Although from a different point of view, the same concept emerges from the research conducted by Netwrix in October 2019, focused on the priorities of IT professionals for the following year. Both at Italian and global level, the first place is occupied by data security, as a reflection of the concern registered about the risks (perceived and real) in the field of cyber-security. It is worth noting that, in the Italian case, the second priority in the ranking is the data privacy, which is instead in fourth position at a global level (anticipated by automations of manual operations and awareness of cyber-security among the employees).

At the basis of this ongoing change of direction there may be several motivations.

First of all, from a financial perspective, the impact of a cyber attack within the organization would result in severe economic repercussions.  The damage caused by a service interruption is made more serious in case of a data breach or disclosure of personal data as GDPR states. The penalties imposed by the European Regulation are as much as €20million or up to 4% of a company’s annual worldwide turnover.

Another relevant element, both in terms of time and resources, is the cost of containing an attack, especially if this attack derives from previous weaknesses concerning the structure, the equipment and the business consciousness of the risks.

Furthermore, it is necessary to consider the reputational damage, which is not quantifiable but is able to considerably undermine the corporate image, the customer loyalty and the credibility built in time.

MFA: the importance of a risk-based approach

After a first achievement in risk awareness, it must now take immediate further action to implement appropriate strategies in order to mitigate the exposure to threats. In this way it is possible to bring together subjective and objective security.

Awareness and corporate training must be supported by appropriate governance procedures, event and incident management, with the aim of detecting any attacks without delay, by adopting effective strategies of containment and recovery.

Regarding to this, the latest Clusit Report highlights the importance of protecting and regulating access to data and critical resources, through the most effective techniques. According to the Report, Multi-Factor Authentication (MFA) is described as “the most promising avenue”, strong and difficult to bypass today available. The possibility to combine different authentication methods, by adding to accesses and transactions further layers of security, makes system compromise more complex and harder to gain, keeping company data safe.

Among the different urgencies of the moment, it is necessary to keep in mind the importance to strengthen the protection of company resources from illicit or unauthorized access, by promoting a risk-based approach.

Nowadays, data protection goes beyond a physical defence of the enterprise perimeter, moving toward the protection of information, intangible resource but not secondary.
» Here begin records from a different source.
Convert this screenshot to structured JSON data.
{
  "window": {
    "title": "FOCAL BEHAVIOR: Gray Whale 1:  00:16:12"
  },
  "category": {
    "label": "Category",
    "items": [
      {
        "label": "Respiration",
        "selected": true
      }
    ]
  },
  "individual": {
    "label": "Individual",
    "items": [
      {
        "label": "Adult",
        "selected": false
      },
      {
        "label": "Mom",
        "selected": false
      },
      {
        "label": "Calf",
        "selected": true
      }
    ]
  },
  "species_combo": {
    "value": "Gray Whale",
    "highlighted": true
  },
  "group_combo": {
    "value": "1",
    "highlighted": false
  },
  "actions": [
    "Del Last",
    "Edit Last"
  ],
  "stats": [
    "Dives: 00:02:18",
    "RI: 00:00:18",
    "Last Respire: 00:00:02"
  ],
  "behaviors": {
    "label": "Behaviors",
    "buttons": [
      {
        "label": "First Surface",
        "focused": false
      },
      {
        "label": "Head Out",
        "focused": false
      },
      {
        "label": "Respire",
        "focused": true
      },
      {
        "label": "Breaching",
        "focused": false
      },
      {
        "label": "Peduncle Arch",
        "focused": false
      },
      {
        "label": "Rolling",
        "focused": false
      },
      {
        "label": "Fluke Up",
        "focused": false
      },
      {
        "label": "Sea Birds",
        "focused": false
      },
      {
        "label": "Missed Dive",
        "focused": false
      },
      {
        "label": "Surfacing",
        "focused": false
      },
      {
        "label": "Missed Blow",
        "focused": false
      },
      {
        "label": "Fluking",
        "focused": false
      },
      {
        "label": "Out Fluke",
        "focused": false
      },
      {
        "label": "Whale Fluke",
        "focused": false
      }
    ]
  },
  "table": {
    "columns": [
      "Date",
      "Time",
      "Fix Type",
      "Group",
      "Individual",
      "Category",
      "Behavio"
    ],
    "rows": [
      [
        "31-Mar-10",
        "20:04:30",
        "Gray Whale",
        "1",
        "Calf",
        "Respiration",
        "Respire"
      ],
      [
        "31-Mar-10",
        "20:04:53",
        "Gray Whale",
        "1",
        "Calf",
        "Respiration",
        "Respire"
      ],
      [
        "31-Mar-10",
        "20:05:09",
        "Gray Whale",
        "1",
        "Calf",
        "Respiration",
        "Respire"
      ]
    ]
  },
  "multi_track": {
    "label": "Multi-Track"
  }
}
Therefore, the consolidation of a risk culture, properly supported by preventive technical and organizational measures, is the most beneficial approach in this scenario of uncertainty, capable of turning business challenges into opportunities.

 

Discover how Monokee MFA features can help you avoid unauthorized access to your business data.